====== DATA UNDER STUDY ======

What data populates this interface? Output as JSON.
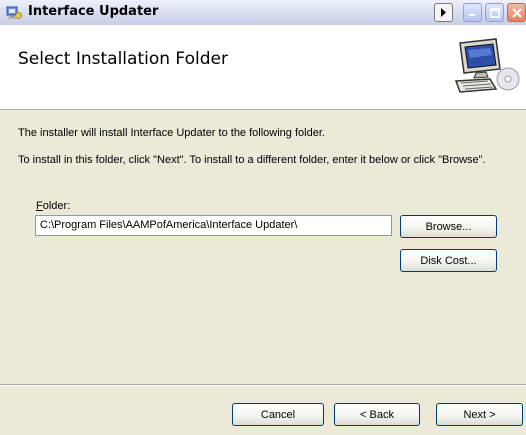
{
  "window": {
    "title": "Interface Updater"
  },
  "banner": {
    "heading": "Select Installation Folder"
  },
  "body": {
    "intro": "The installer will install Interface Updater to the following folder.",
    "instructions": "To install in this folder, click \"Next\". To install to a different folder, enter it below or click \"Browse\"."
  },
  "folder": {
    "label_accel": "F",
    "label_rest": "older:",
    "value": "C:\\Program Files\\AAMPofAmerica\\Interface Updater\\"
  },
  "buttons": {
    "browse": "Browse...",
    "disk_cost": "Disk Cost...",
    "cancel": "Cancel",
    "back": "< Back",
    "next": "Next >"
  },
  "icons": {
    "title": "installer-icon",
    "banner": "computer-cd-icon",
    "titlebar_arrow": "right-arrow-icon",
    "minimize": "minimize-icon",
    "maximize": "maximize-icon",
    "close": "close-icon"
  }
}
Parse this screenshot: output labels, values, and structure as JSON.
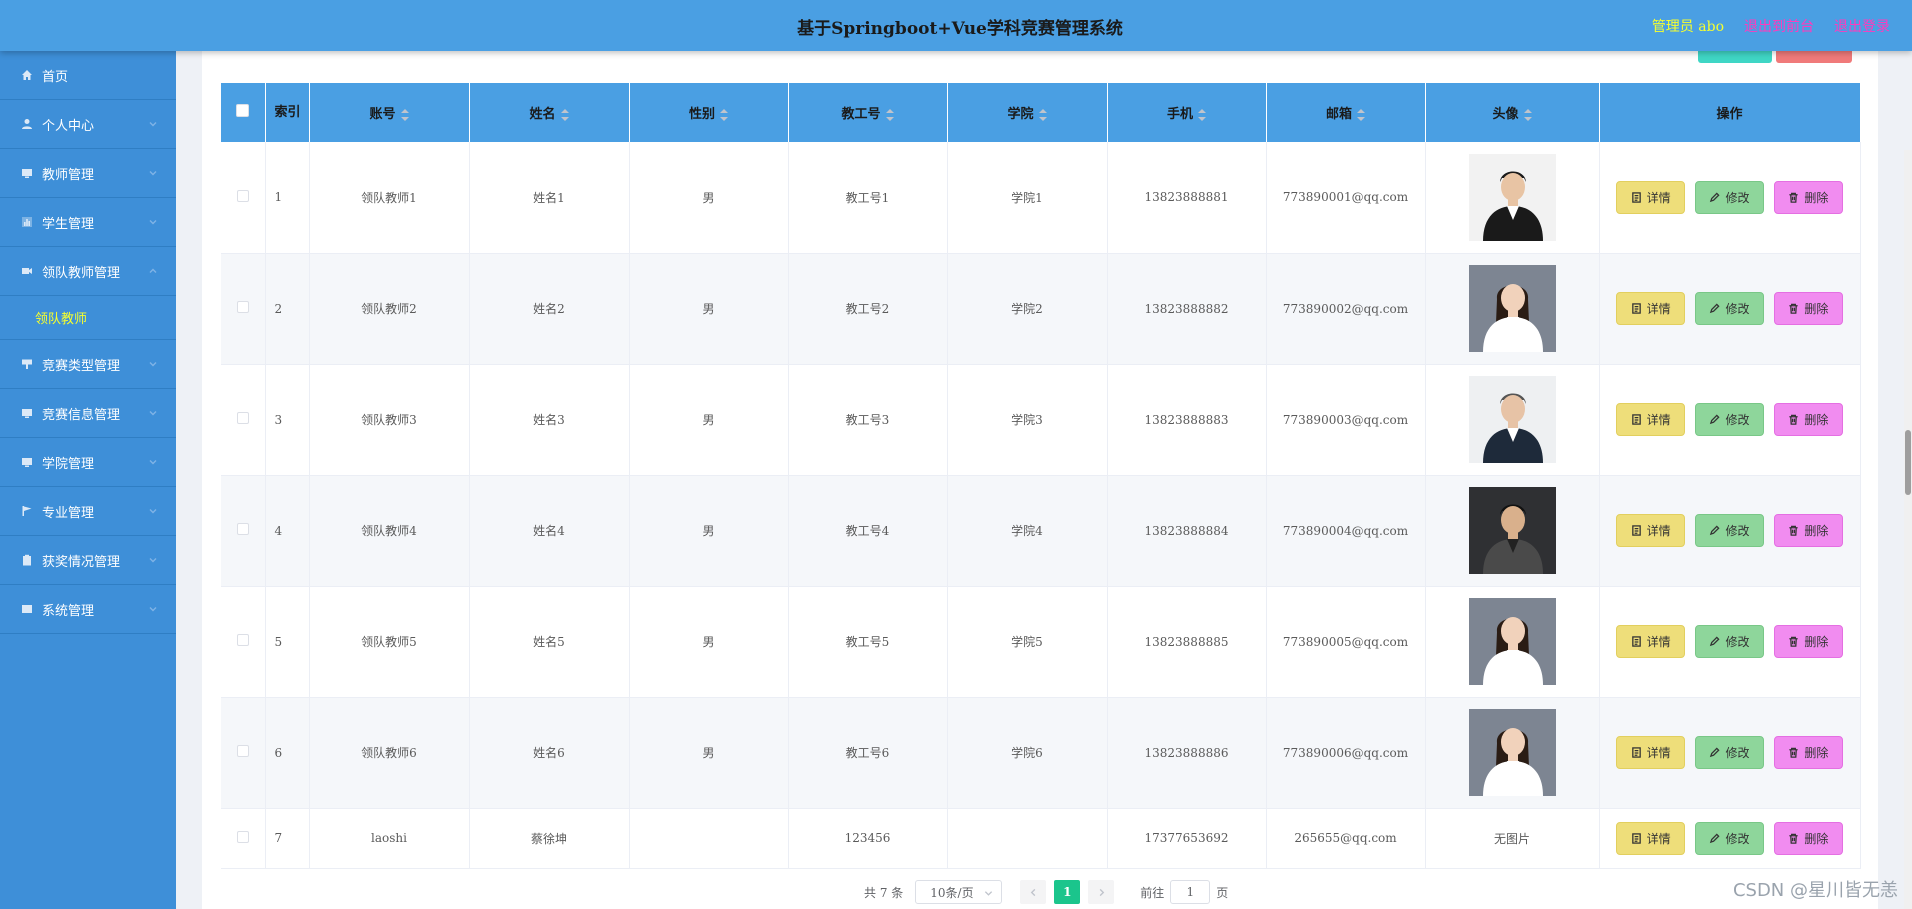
{
  "header": {
    "title": "基于Springboot+Vue学科竞赛管理系统",
    "admin_label": "管理员 abo",
    "to_front": "退出到前台",
    "logout": "退出登录"
  },
  "sidebar": {
    "items": [
      {
        "label": "首页",
        "icon": "home-icon"
      },
      {
        "label": "个人中心",
        "icon": "user-icon"
      },
      {
        "label": "教师管理",
        "icon": "monitor-icon"
      },
      {
        "label": "学生管理",
        "icon": "chart-icon"
      },
      {
        "label": "领队教师管理",
        "icon": "video-icon"
      },
      {
        "label": "竞赛类型管理",
        "icon": "flag-icon"
      },
      {
        "label": "竞赛信息管理",
        "icon": "monitor-icon"
      },
      {
        "label": "学院管理",
        "icon": "monitor-icon"
      },
      {
        "label": "专业管理",
        "icon": "flag-icon"
      },
      {
        "label": "获奖情况管理",
        "icon": "clipboard-icon"
      },
      {
        "label": "系统管理",
        "icon": "monitor-icon"
      }
    ],
    "active_sub": "领队教师"
  },
  "table": {
    "columns": {
      "index": "索引",
      "account": "账号",
      "name": "姓名",
      "gender": "性别",
      "staff_no": "教工号",
      "college": "学院",
      "phone": "手机",
      "email": "邮箱",
      "avatar": "头像",
      "ops": "操作"
    },
    "rows": [
      {
        "index": "1",
        "account": "领队教师1",
        "name": "姓名1",
        "gender": "男",
        "staff_no": "教工号1",
        "college": "学院1",
        "phone": "13823888881",
        "email": "773890001@qq.com"
      },
      {
        "index": "2",
        "account": "领队教师2",
        "name": "姓名2",
        "gender": "男",
        "staff_no": "教工号2",
        "college": "学院2",
        "phone": "13823888882",
        "email": "773890002@qq.com"
      },
      {
        "index": "3",
        "account": "领队教师3",
        "name": "姓名3",
        "gender": "男",
        "staff_no": "教工号3",
        "college": "学院3",
        "phone": "13823888883",
        "email": "773890003@qq.com"
      },
      {
        "index": "4",
        "account": "领队教师4",
        "name": "姓名4",
        "gender": "男",
        "staff_no": "教工号4",
        "college": "学院4",
        "phone": "13823888884",
        "email": "773890004@qq.com"
      },
      {
        "index": "5",
        "account": "领队教师5",
        "name": "姓名5",
        "gender": "男",
        "staff_no": "教工号5",
        "college": "学院5",
        "phone": "13823888885",
        "email": "773890005@qq.com"
      },
      {
        "index": "6",
        "account": "领队教师6",
        "name": "姓名6",
        "gender": "男",
        "staff_no": "教工号6",
        "college": "学院6",
        "phone": "13823888886",
        "email": "773890006@qq.com"
      },
      {
        "index": "7",
        "account": "laoshi",
        "name": "蔡徐坤",
        "gender": "",
        "staff_no": "123456",
        "college": "",
        "phone": "17377653692",
        "email": "265655@qq.com",
        "avatar_text": "无图片"
      }
    ],
    "actions": {
      "detail": "详情",
      "edit": "修改",
      "delete": "删除"
    }
  },
  "pagination": {
    "total": "共 7 条",
    "page_size": "10条/页",
    "current_page": "1",
    "goto_label": "前往",
    "goto_value": "1",
    "page_unit": "页"
  },
  "watermark": "CSDN @星川皆无恙",
  "colors": {
    "header_bg": "#4a9fe3",
    "sidebar_bg": "#3e8fd8",
    "active_sub": "#f6ff2e",
    "link_pink": "#ff3bbd",
    "page_active": "#1bc58c",
    "btn_detail": "#eede7a",
    "btn_edit": "#8ed69b",
    "btn_delete": "#f18cf0"
  }
}
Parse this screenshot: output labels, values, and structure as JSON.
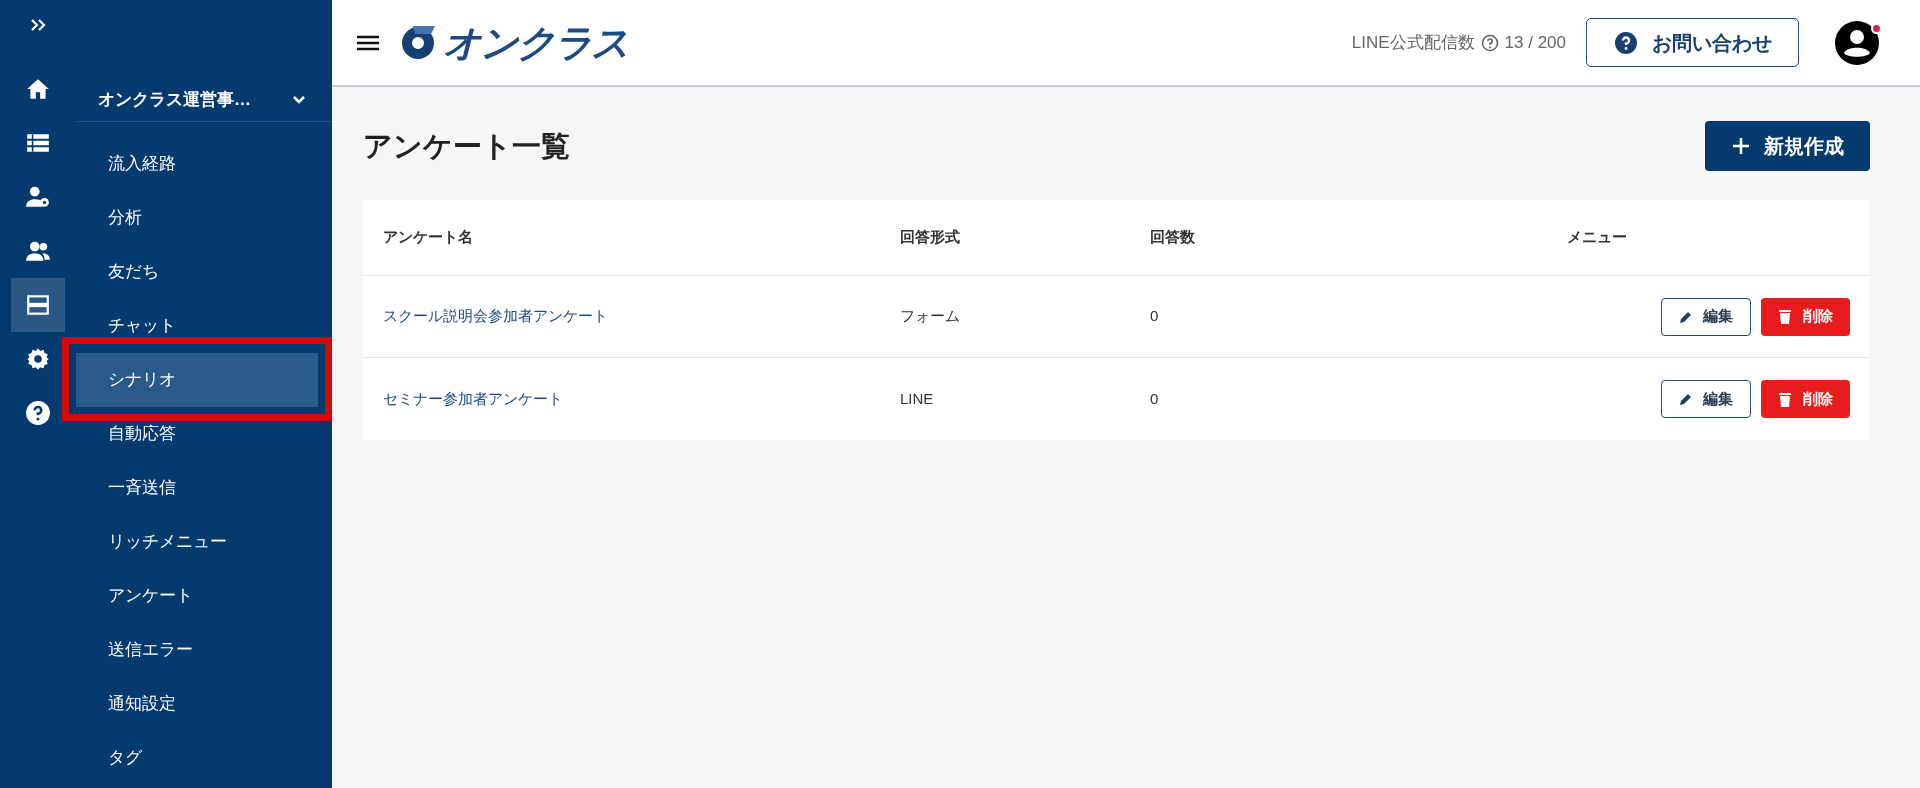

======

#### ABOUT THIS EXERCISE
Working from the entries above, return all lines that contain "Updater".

#### SOLUTION TO THIS EXERCISE
    "title": "Interface Updater"
    "intro": "The installer will install Interface Updater to the following folder.",
    "value": "C:\\Program Files\\AAMPofAmerica\\Interface Updater\\"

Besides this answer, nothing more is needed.